Those costs, Askin explained, are a big portion of the cost of operations. Being off 70% on their estimations, they’ve had to become more efficient with their fuel usage.
“I know a lot of people have had to increase their lines of credit in order to make up for” the increased cost of fuel and freight, Askin said.
Drought conditions are hitting alfalfa yields and driving up feed prices. Askin said he’s seen feed prices go from $100 per ton a couple years ago to $300 per ton now.
Jim Magagna, executive vice president for the Wyoming Stockgrowers Association, said that due to the scarcity and cost of feed, many cattle producers are shipping their cattle off to feed lots earlier than usual, which means the quality of the cow isn’t as good as it could have been.
Brett Crosby, owner of Cowley-based Custom Ag Solutions, said, “It was so incredibly dry this spring.
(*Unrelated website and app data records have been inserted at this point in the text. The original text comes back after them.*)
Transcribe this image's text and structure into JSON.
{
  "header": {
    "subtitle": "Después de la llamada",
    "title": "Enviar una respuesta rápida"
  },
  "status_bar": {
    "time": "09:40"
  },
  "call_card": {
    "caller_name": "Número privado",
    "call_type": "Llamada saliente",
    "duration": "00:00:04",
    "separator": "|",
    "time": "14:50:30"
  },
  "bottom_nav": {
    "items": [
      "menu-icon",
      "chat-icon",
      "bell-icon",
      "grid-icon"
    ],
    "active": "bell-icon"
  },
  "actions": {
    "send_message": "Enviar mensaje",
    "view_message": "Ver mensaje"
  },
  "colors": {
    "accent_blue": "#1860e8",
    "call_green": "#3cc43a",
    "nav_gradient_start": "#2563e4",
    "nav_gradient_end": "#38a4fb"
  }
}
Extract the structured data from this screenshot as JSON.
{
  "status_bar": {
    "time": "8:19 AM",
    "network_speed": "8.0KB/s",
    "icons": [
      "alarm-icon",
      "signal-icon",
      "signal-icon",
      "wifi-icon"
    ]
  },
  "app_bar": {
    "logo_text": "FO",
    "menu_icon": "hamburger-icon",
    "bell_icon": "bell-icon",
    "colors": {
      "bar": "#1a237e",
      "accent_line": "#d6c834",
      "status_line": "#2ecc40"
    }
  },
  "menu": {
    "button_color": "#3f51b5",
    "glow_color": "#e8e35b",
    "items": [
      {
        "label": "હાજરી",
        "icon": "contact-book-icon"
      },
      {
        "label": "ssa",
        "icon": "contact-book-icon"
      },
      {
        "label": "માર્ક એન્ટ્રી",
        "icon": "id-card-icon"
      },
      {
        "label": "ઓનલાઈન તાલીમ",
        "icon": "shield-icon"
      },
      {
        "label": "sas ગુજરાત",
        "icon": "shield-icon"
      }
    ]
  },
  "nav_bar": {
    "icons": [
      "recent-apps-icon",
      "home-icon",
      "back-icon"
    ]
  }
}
There was just no water anywhere.”
He’s said he’s had neighbors selling off 10% to 20% of their herd earlier in the year, but there wasn’t a good market for them. So, they had to sell off a chunk of their herd to stay viable, but they didn’t get a lot of money from the sales.
“So that was kind of a double whammy for people who had to sell cows,” Crosby said.
One of the best indicators of the general state of the cowherd in the U.S. is the number of heifers in the fed cattle slaughter mix. Crosby said the industry killed more females between January 1 and July 1, than the same period of any year since 1982.
Magagna said ranchers in the southeast part of the state, around Wheatland and Cheyenne, got some precipitation later in the year, which will help their cows put on some weight before they’re shipped, but some parts of Wyoming just stayed dry through the season.
The growers are also facing the same challenges. Beau Fulton grows alfalfa seed, grass seed, malt barley and pinto beans up on Heart Mountain in Park County.
“Fertilizer and fuel were up so darn much, which I’m sure it’s something you’ll hear from everyone,” Fulton said.
Magagna said, besides everything else, farm equipment costs are also up. When producers need parts for their machinery, it’s hard to come by, and when they manage to get their hands on what they need, costs are way up.
The one saving grace for the year is that the commodity prices are up. Those will help make up for some of those increased costs when it all goes to market, but margins are going to be tight.
Askin said consumer prices are often misperceived as being a boon for the rancher.
“A lot of people think that beef prices at the grocery store correlate all the way back to the producer. Unfortunately, our share of that is very low,” Askin said.
Crosby said that due to the weakening dollar this year, the big packers that control much of the meat processing will likely see solid revenues from selling off byproducts on the export market. This will mean the packers’ margins will be better, and so the producer should get a good price per head of cattle. Cattle futures are also doing really well, Crosy said.
For the meat consumer, Crosby said, prices will be up as all food prices are, but he doesn’t think they’ll explode in the coming year since exports revenues will be good.
Of course, nothing is for certain.
Fuller said that farming comes with these challenges every year, and for his own operation, he said it’s not going to be a terrible year.
“Everything has been fairly good. I’m pretty thankful,” Fuller said.